Drugs from Mexico represent a continuing, significant threat to the United States. Mexico is one of the largest centers for narcotics-related business in the world, and Mexico remains the principal transit country for cocaine entering the United States. Mexico is either a producer, refiner, or transit point for cocaine, marijuana, methamphetamine, and heroin. It is also a major hub for recycling drug proceeds. Mexico's Juarez drug-trafficking organization is now as powerful and dangerous as Colombia's Medellin and Cali cartels used to be. This testimony discusses (1) Mexico's efforts to address the drug threat and (2) the status of U.S. counternarcotics assistance provided to Mexico.

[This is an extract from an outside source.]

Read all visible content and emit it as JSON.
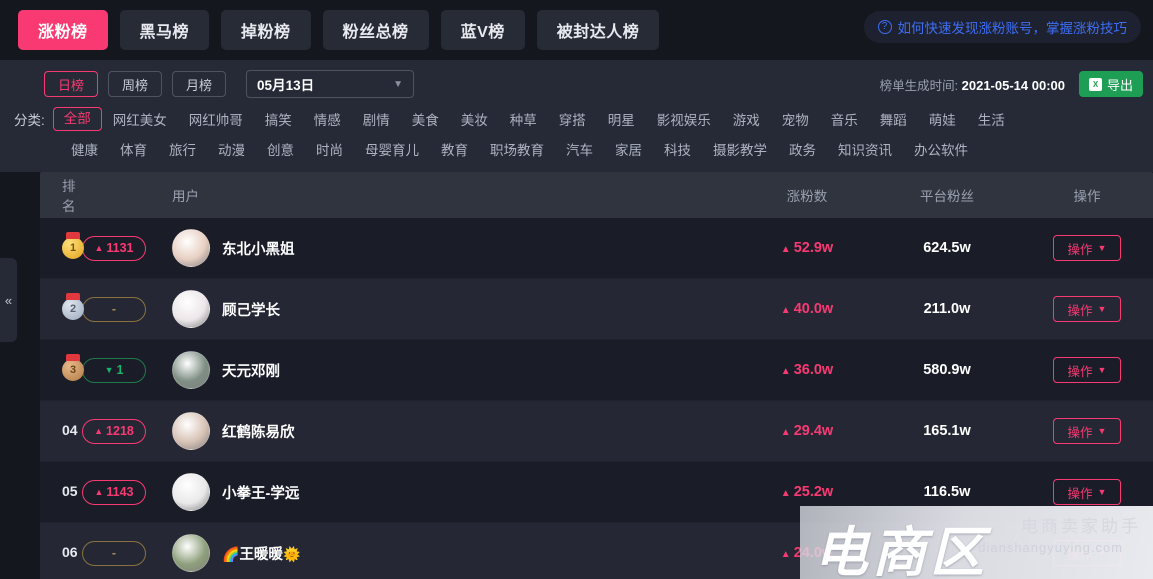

GAO noted that: (1) while some high profile law enforcement actions were taken in 1998, major challenges remain; (2) new laws passed to address organized crime, money laundering, and the diversion of chemicals used in narcotics manufacturing have not been fully implemented; (3) moreover, no major Mexican drug trafficker was surrendered to the United States on drug charges; (4) in addition, during 1998, opium poppy eradication and drug seizures remained at about the same level as in 1995; (5) Mexican government counternarcotics activities in 1998 have not been without positive results; (6) one of its major accomplishments was the arrest of Jesus and Luis Amezcua who, along with their brother Adan, are known as the Kings of Methamphetamine; (7) although all drug-related charges against the two have been dropped, both are still in jail and being held on U.S. extradition warrants; (8) the Mexican foreign ministry has approved the extradition of one of the traffickers to the United States, but he has appealed the decision; (9) in addition, during 1998 the Organized Crime Unit of the Attorney General's Office conducted a major operation in the Cancun area where four hotels and other large properties allegedly belonging to drug traffickers associated with the Juarez trafficking organization were seized; (10) Mexico also implemented its currency and suspicious transaction reporting requirements; (11) the Mexican government has proposed or undertaken a number of new initiatives; (12) it has initiated an effort to prevent illegal drugs from entering Mexico, announced a new counternarcotics strategy and the creation of a national police force; (13) one of the major impediments to U.S. and Mexican counternarcotics objectives is Mexican government corruption; (14) recognizing the impact of corruption on law enforcement agencies, the President of Mexico: (a) expanded the role of the military in counternarcotics activities; and (b) introduced a screening process for personnel working in certain law enforcement activities; (15) since these initiatives, a number of senior military and screened personnel were found to be either involved in or suspected of drug-related activities; (16) since 1997, the Departments of State and Defense have provided the government of Mexico with over $112 million worth of equipment, training, and aviation spare parts for counternarcotics purposes; and (17) the major assistance included UH-1H helicopters, C-26 aircraft, and two Knox-class frigates purchased by the government of Mexico through the foreign military sales program.